Additional materials from other collections include records dealing with the Student Struggle for Soviet Jewry (SSSJ) located within the North American Jewish Students Appeal (NAJSA, I-338) and the records of the National Jewish Community Relations Advisory Council (NJCRAC, I-172). Related records are also located at the AJHS in Newton Centre, MA including memorabilia and ephemera of the New England Student Struggle for Soviet Jewry (I-237) and the Records of the Student Coalition for Soviet Jewry – Brandeis University (I-493).

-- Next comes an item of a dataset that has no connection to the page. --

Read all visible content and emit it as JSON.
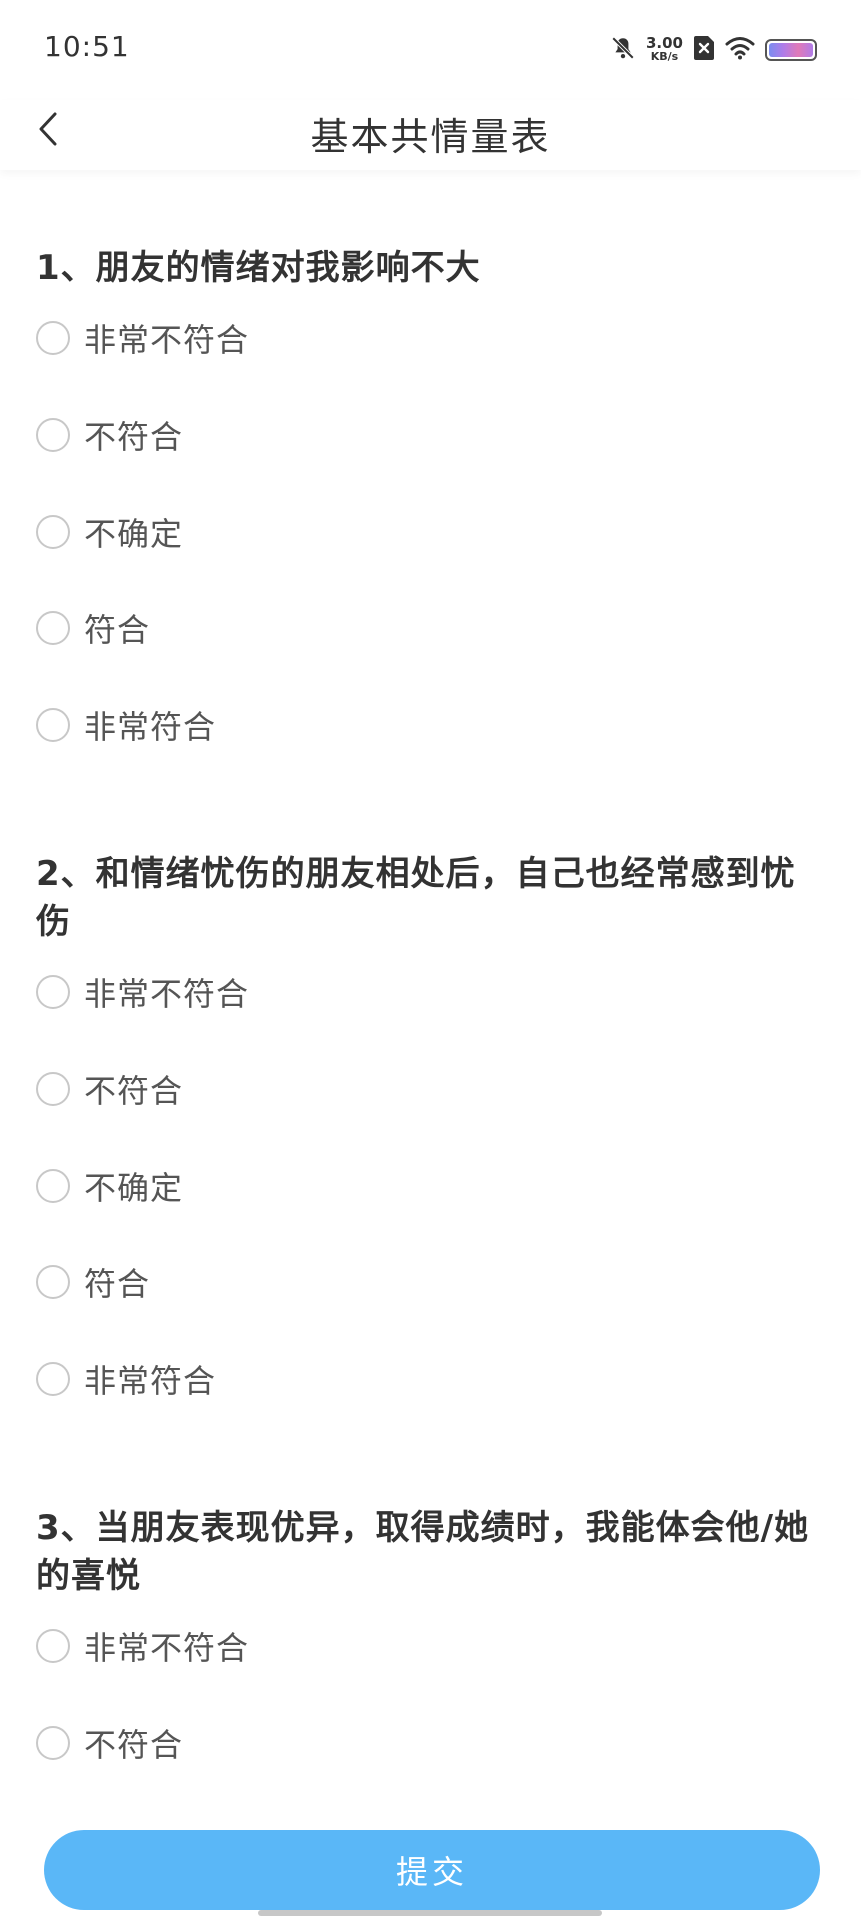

Guide to the Carol S. Kekst Papers, undated, 1975, 1977-1982 *P-961
Processed by Andrey Filimonov
© 2013
Description rules
Describing Archives: A Content Standard
Language of description
Script of description
Language of description note
Description is in English.
Digitization of the Papers of Carol S. Kekst (P-961) was made possible through a generous grant from the National Historical Publications and Records Commission (NHPRC).

Revision Statements

  • June 2015: Added dao links by Eric Fritzler.
  • November 2020: RJohnstone: post-ASpace migration cleanup.

Repository Details

Part of the American Jewish Historical Society Repository

15 West 16th Street
New York NY 10011 United States